A US court on Tuesday ordered Syed Ghulam Nabi Fai, the Kashmir lobbyist accused of being an ISI agent, to be released from jail but put him in house detention under round-the-clock electronic surveillance pending trial.
Fai will also sign a personal bond of $100,000 and will have no contacts with foreign government functionaries unless accompanied by his lawyers. He cannot leave the US. He will wear a GPS enabled bracelet around an ankle for tracking.
Fai and his supporters took this as proof of his innocence. That judge John Andersen the court disregarded prosecutor Gordon Kromberg's plea to keep Fai in jail, and set him free to go home, though with several restrictive conditions.The diminutive activist turned to his supporters in the courtroom with a triumphal wave and his wife burst out of the courtroom announcing a celebratory dinner for everyone.

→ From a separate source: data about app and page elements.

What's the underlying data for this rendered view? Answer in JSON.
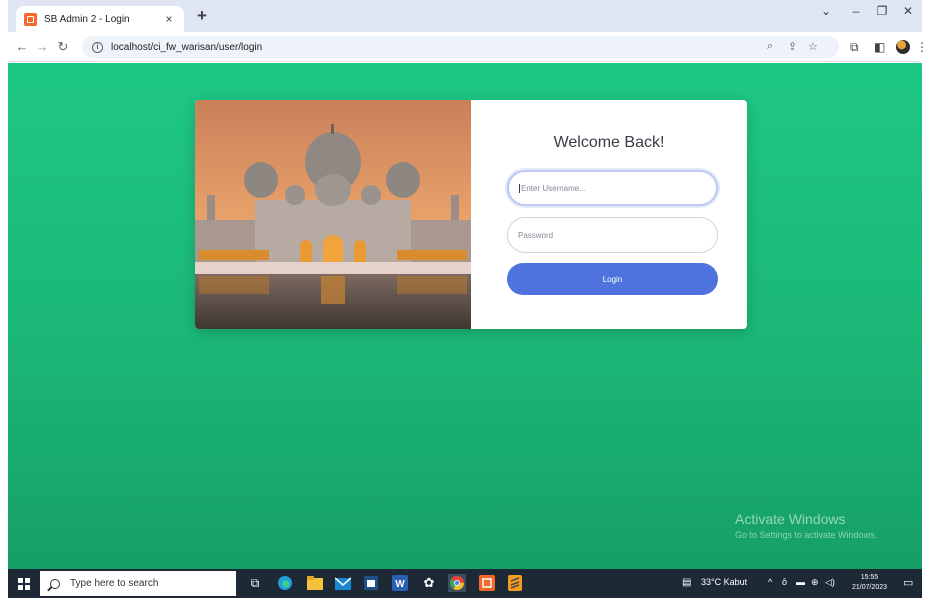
{
  "browser": {
    "tab_title": "SB Admin 2 - Login",
    "tab_close": "×",
    "new_tab": "+",
    "url": "localhost/ci_fw_warisan/user/login",
    "window_controls": [
      "⌄",
      "–",
      "❐",
      "✕"
    ]
  },
  "login": {
    "heading": "Welcome Back!",
    "username_placeholder": "Enter Username...",
    "password_placeholder": "Password",
    "button_label": "Login"
  },
  "watermark": {
    "title": "Activate Windows",
    "subtitle": "Go to Settings to activate Windows."
  },
  "taskbar": {
    "search_placeholder": "Type here to search",
    "weather": "33°C  Kabut",
    "time": "15:55",
    "date": "21/07/2023"
  },
  "colors": {
    "page_gradient_top": "#1ec785",
    "page_gradient_bottom": "#169f67",
    "button": "#4e73df",
    "tab_accent": "#f6672a",
    "taskbar": "#1d2a35"
  },
  "icons": {
    "back": "arrow-left-icon",
    "forward": "arrow-right-icon",
    "reload": "reload-icon",
    "info": "info-icon",
    "zoom": "zoom-icon",
    "share": "share-icon",
    "bookmark": "star-icon",
    "extensions": "puzzle-icon",
    "sidepanel": "side-panel-icon",
    "menu": "kebab-menu-icon"
  }
}
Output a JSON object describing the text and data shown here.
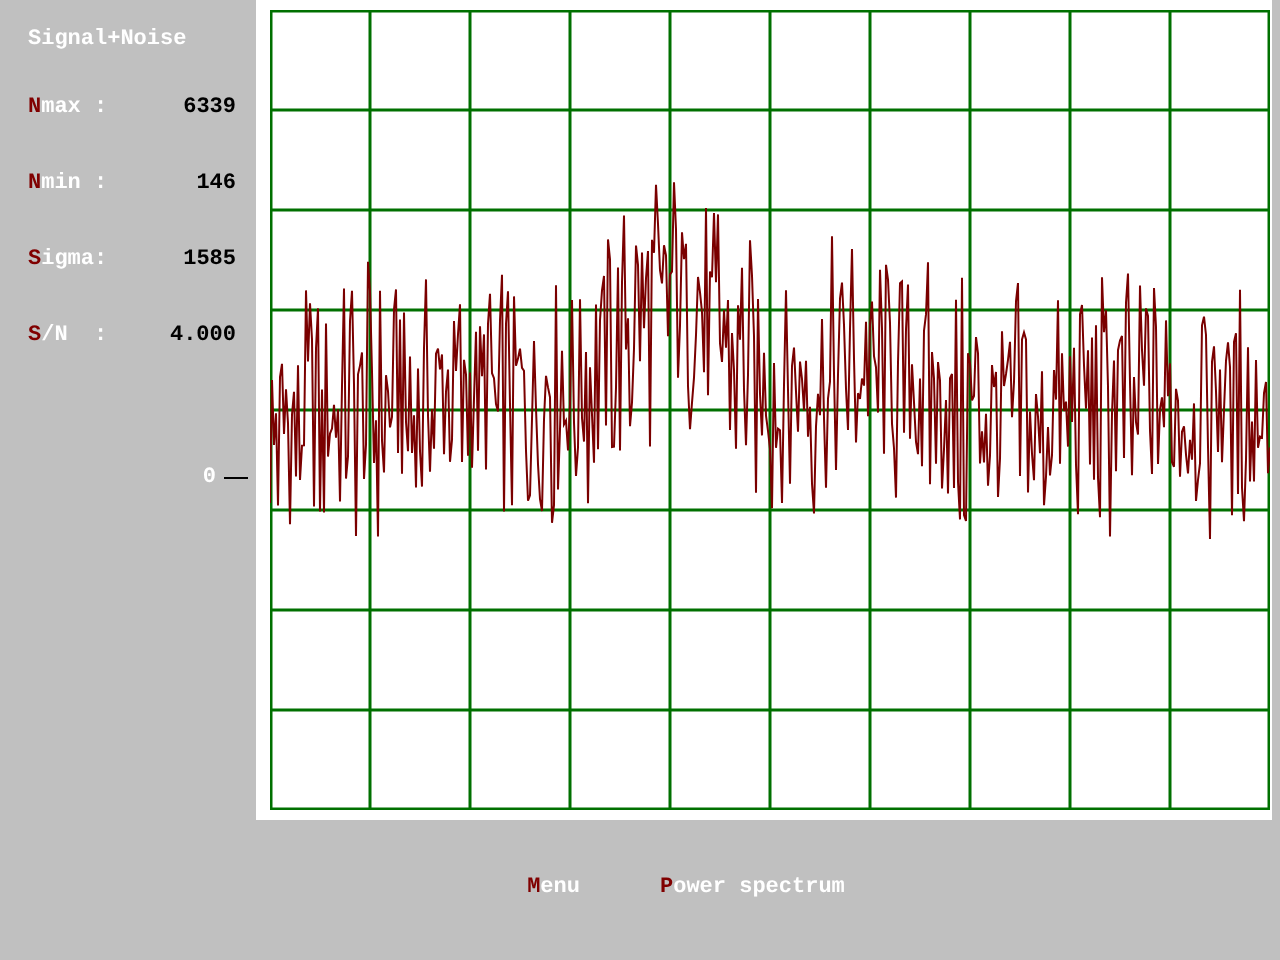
{
  "title": "Signal+Noise",
  "stats": [
    {
      "label": "Nmax :",
      "value": "6339"
    },
    {
      "label": "Nmin :",
      "value": "146"
    },
    {
      "label": "Sigma:",
      "value": "1585"
    },
    {
      "label": "S/N  :",
      "value": "4.000"
    }
  ],
  "plot": {
    "zero_label": "0"
  },
  "menu": [
    {
      "label": "Menu"
    },
    {
      "label": "Power spectrum"
    }
  ]
}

She is said to be of Chinese descent, but refused to give her name.
"I am very proud of him," she said.
Fai might be released on Wednesday, said his lawyer Nina Ginsberg.
Fai was arrested by FBI agents outside his home in Fairfax, Virginia on the morning of July 18. He is accused of acting as an agent of Pakistan's intelligence service, the ISI, and making false statements.
Kromberg said in court that immediately after his arrest, Fai had admitted to working with the ISI for the last 15 years and that his budgets were partially or wholly approved by the agency.
Fai ran a Washington-based non-profit organization called the Kashmiri American Council - better known as the Kashmir center - for decades using, said an FBI affidavit, money routed to him through the hawala network by the ISI.
"Fai has led a life of lies," said Kromberg in court while arguing for the accused to be kept in jail. His council board members didn't know he was taking money from the ISI and nor did US politicians lobbied by him.
The high-flying Kashmiri activist donated generously to the campaign of some US lawmakers, some of whom have since his arrest announced they were giving away a sum of money equal to the donations to charity.
Fai also invited Indian journalists and politicians to these conferences funded by his ISI supplied money to give his plainly partisan campaign a non-partisan look. And that fact was used by his defense team to argue for his release.
"He also called pro-India speakers and presented all sides of the argument," said Khurram Wahid, the second lawyer on Fai's defense team. He then went to on argue that his client didn't always take the ISI line put out to him.
Fai demanded self-determination in Kashmir whereas Pakistan staked a claim to Kashmir as a part of itself, said Wahid.
To this FBI special agent Sarah Linden said Pakistan politician are known to supported both stands and that the ISI had indeed put out the self-determination line too. And Fai ran with it, as instructed.
The point the defense team was making was this: even if Fai took money from the ISI as charged by the FBI he did not always do as instructed and therefore, he was not acting as an agent of Pakistan.
What next for Fai and the case?